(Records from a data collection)
■ ■ ■ ■ ■

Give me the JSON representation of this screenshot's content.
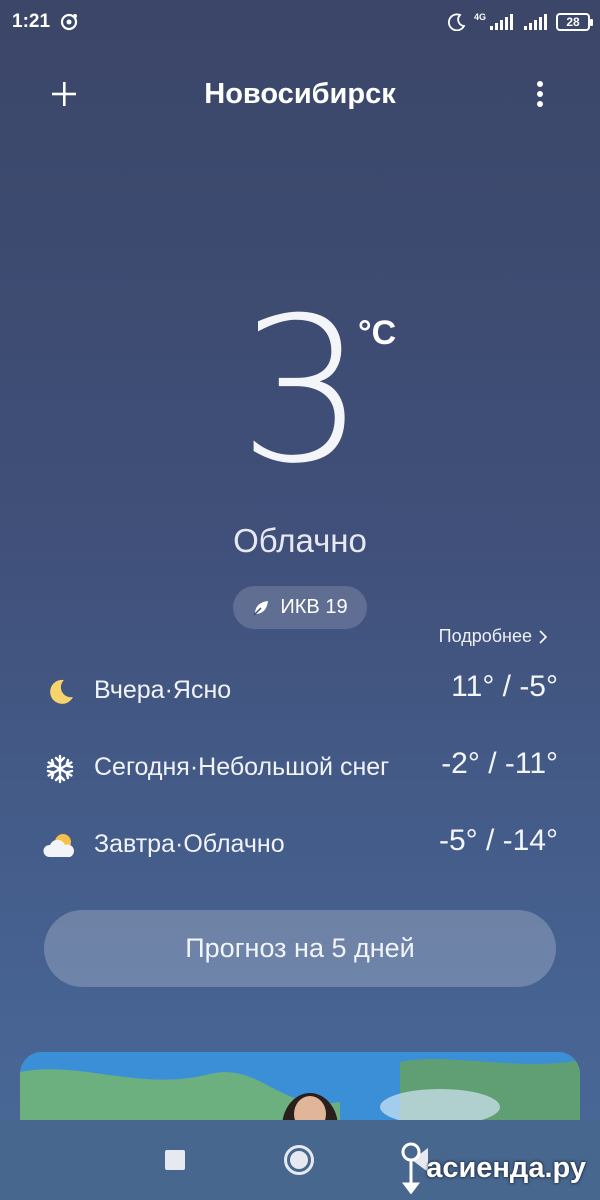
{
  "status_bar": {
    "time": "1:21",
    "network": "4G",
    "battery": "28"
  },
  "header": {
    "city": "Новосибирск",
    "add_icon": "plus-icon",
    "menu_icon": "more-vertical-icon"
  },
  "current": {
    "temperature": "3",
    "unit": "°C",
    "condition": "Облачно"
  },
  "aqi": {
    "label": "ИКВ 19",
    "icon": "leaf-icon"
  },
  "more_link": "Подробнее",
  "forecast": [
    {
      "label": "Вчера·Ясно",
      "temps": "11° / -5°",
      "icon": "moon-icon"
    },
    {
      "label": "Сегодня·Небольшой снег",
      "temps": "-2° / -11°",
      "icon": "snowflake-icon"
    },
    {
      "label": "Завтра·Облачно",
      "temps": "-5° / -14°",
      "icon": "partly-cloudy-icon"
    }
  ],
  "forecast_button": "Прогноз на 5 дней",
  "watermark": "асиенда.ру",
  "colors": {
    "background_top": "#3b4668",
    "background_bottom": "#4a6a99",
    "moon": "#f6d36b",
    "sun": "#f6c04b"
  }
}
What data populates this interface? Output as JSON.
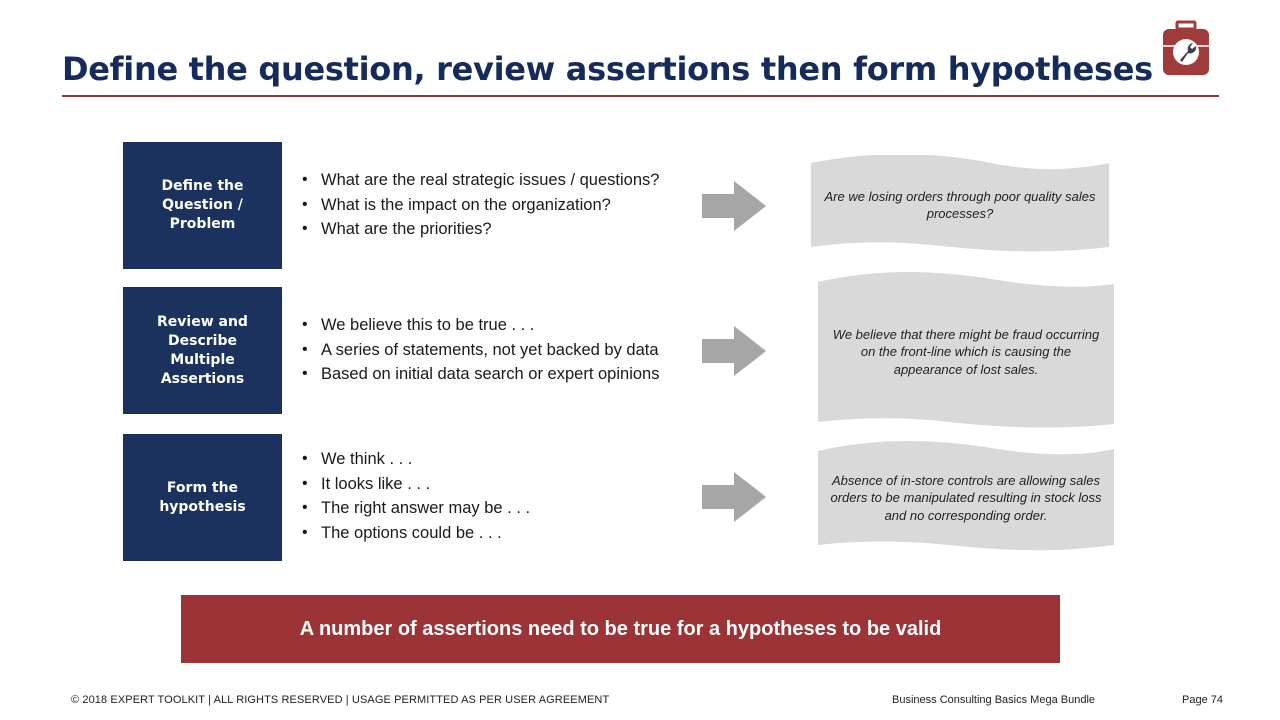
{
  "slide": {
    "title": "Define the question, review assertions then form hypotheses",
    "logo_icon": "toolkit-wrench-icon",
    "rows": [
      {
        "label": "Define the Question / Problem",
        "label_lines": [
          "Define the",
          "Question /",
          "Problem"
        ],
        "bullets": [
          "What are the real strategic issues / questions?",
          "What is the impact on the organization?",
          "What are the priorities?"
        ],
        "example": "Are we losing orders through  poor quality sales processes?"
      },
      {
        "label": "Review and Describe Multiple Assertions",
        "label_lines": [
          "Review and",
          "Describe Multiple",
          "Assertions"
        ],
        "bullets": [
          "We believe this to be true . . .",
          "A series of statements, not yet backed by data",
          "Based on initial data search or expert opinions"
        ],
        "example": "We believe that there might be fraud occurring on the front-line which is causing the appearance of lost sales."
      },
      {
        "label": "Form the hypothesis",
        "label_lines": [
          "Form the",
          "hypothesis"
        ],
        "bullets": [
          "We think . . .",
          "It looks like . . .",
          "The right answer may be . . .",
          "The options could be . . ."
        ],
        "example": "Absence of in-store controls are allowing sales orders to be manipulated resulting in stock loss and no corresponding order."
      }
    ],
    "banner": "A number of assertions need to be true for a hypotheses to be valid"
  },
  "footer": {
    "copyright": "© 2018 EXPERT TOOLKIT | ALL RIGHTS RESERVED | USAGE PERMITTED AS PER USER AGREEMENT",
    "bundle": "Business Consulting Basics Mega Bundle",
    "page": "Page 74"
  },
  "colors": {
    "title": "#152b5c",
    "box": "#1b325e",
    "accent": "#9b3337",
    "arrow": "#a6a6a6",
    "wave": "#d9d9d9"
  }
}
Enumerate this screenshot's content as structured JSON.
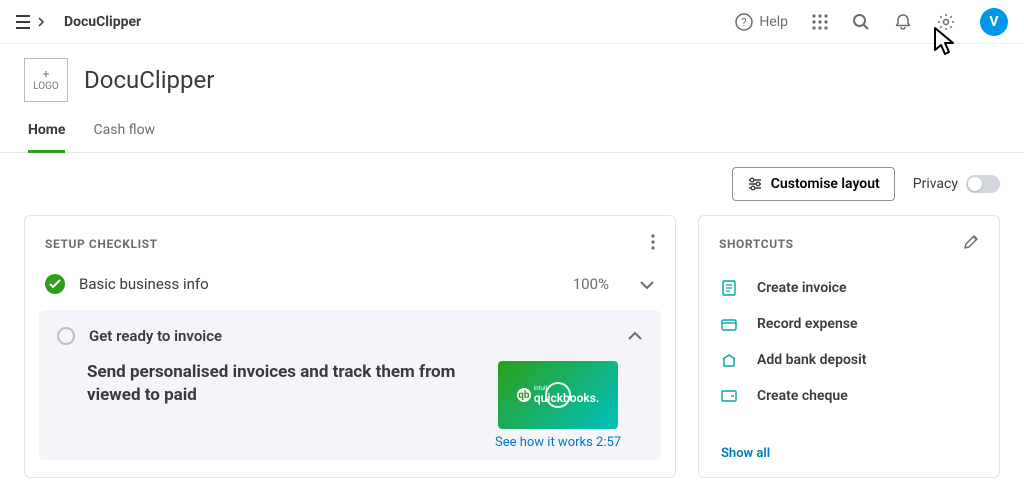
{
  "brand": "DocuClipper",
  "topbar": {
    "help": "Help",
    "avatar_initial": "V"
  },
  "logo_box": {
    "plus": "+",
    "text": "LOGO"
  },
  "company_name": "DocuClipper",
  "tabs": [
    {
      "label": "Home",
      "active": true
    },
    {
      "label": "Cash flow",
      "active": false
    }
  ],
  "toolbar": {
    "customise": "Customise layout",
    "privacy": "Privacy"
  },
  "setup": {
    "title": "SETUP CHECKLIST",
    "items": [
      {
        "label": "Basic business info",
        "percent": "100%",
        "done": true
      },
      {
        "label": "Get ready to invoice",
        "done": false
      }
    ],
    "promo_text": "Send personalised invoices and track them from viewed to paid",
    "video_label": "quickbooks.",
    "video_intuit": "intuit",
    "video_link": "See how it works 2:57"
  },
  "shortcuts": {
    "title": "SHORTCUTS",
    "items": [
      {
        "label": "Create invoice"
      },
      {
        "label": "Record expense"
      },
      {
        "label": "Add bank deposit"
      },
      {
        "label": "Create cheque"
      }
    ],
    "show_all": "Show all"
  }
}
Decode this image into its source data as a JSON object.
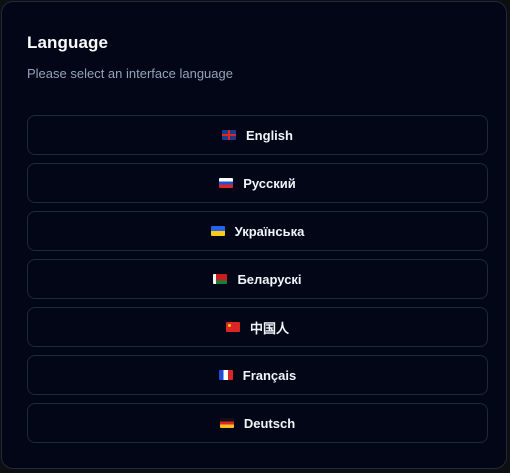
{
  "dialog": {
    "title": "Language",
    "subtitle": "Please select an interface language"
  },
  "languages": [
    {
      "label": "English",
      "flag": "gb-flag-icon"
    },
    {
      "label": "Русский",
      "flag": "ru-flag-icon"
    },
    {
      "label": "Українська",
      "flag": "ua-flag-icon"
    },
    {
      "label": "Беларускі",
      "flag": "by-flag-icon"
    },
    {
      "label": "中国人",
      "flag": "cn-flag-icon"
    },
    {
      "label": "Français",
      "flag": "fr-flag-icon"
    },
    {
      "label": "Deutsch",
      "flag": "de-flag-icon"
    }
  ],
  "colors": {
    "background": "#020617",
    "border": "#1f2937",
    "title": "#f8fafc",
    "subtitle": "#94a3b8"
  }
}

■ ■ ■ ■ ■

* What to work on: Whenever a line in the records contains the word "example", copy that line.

* Response:
        "example": "Are we losing orders through  poor quality sales processes?"
        "example": "We believe that there might be fraud occurring on the front-line which is causing the appearance of lost sales."
        "example": "Absence of in-store controls are allowing sales orders to be manipulated resulting in stock loss and no corresponding order."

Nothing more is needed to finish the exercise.